Repeat the listing below line for line, exactly as shown.

* Data extract *
□ □ □ □ □
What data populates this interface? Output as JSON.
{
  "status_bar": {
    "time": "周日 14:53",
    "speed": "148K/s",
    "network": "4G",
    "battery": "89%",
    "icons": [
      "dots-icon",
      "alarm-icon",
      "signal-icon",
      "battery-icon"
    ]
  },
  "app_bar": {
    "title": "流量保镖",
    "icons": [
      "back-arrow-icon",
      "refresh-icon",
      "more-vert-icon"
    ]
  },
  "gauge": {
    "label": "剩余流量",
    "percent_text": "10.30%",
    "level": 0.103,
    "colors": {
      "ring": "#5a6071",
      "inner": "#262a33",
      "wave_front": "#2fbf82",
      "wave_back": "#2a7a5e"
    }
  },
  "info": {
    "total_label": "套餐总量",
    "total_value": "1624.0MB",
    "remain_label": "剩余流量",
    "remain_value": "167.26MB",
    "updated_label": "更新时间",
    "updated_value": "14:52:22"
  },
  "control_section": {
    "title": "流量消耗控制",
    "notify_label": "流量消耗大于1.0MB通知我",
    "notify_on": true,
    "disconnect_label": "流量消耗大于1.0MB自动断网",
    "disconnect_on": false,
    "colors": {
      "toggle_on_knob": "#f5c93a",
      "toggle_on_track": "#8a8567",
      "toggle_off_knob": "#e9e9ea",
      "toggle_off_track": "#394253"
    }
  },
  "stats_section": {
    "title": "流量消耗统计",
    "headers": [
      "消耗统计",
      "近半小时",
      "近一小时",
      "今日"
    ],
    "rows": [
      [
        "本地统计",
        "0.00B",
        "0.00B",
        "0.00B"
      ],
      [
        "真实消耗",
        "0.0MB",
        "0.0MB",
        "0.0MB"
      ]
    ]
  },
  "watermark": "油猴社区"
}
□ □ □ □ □
* Answer section *
What data populates this interface? Output as JSON.
{
  "status_bar": {
    "time": "周日 14:53",
    "speed": "148K/s",
    "network": "4G",
    "battery": "89%",
    "icons": [
      "dots-icon",
      "alarm-icon",
      "signal-icon",
      "battery-icon"
    ]
  },
  "app_bar": {
    "title": "流量保镖",
    "icons": [
      "back-arrow-icon",
      "refresh-icon",
      "more-vert-icon"
    ]
  },
  "gauge": {
    "label": "剩余流量",
    "percent_text": "10.30%",
    "level": 0.103,
    "colors": {
      "ring": "#5a6071",
      "inner": "#262a33",
      "wave_front": "#2fbf82",
      "wave_back": "#2a7a5e"
    }
  },
  "info": {
    "total_label": "套餐总量",
    "total_value": "1624.0MB",
    "remain_label": "剩余流量",
    "remain_value": "167.26MB",
    "updated_label": "更新时间",
    "updated_value": "14:52:22"
  },
  "control_section": {
    "title": "流量消耗控制",
    "notify_label": "流量消耗大于1.0MB通知我",
    "notify_on": true,
    "disconnect_label": "流量消耗大于1.0MB自动断网",
    "disconnect_on": false,
    "colors": {
      "toggle_on_knob": "#f5c93a",
      "toggle_on_track": "#8a8567",
      "toggle_off_knob": "#e9e9ea",
      "toggle_off_track": "#394253"
    }
  },
  "stats_section": {
    "title": "流量消耗统计",
    "headers": [
      "消耗统计",
      "近半小时",
      "近一小时",
      "今日"
    ],
    "rows": [
      [
        "本地统计",
        "0.00B",
        "0.00B",
        "0.00B"
      ],
      [
        "真实消耗",
        "0.0MB",
        "0.0MB",
        "0.0MB"
      ]
    ]
  },
  "watermark": "油猴社区"
}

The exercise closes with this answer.